■ To do
Each entry should be written out once more, exactly as given below.
##########
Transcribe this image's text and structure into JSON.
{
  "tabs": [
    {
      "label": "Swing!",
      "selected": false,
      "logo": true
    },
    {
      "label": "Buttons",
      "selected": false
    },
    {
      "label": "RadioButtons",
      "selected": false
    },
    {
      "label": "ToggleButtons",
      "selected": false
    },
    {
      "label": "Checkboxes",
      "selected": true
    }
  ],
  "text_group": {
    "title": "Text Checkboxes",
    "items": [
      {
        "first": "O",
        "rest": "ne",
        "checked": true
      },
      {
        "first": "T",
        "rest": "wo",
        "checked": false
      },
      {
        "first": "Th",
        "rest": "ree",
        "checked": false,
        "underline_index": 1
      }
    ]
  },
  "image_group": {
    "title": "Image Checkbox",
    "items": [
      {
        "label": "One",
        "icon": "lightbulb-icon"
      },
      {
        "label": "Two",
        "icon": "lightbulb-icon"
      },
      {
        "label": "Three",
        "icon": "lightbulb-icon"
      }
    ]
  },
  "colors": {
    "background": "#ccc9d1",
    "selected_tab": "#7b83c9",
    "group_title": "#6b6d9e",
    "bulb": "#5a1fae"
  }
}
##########
■ Answer area
Transcribe this image's text and structure into JSON.
{
  "tabs": [
    {
      "label": "Swing!",
      "selected": false,
      "logo": true
    },
    {
      "label": "Buttons",
      "selected": false
    },
    {
      "label": "RadioButtons",
      "selected": false
    },
    {
      "label": "ToggleButtons",
      "selected": false
    },
    {
      "label": "Checkboxes",
      "selected": true
    }
  ],
  "text_group": {
    "title": "Text Checkboxes",
    "items": [
      {
        "first": "O",
        "rest": "ne",
        "checked": true
      },
      {
        "first": "T",
        "rest": "wo",
        "checked": false
      },
      {
        "first": "Th",
        "rest": "ree",
        "checked": false,
        "underline_index": 1
      }
    ]
  },
  "image_group": {
    "title": "Image Checkbox",
    "items": [
      {
        "label": "One",
        "icon": "lightbulb-icon"
      },
      {
        "label": "Two",
        "icon": "lightbulb-icon"
      },
      {
        "label": "Three",
        "icon": "lightbulb-icon"
      }
    ]
  },
  "colors": {
    "background": "#ccc9d1",
    "selected_tab": "#7b83c9",
    "group_title": "#6b6d9e",
    "bulb": "#5a1fae"
  }
}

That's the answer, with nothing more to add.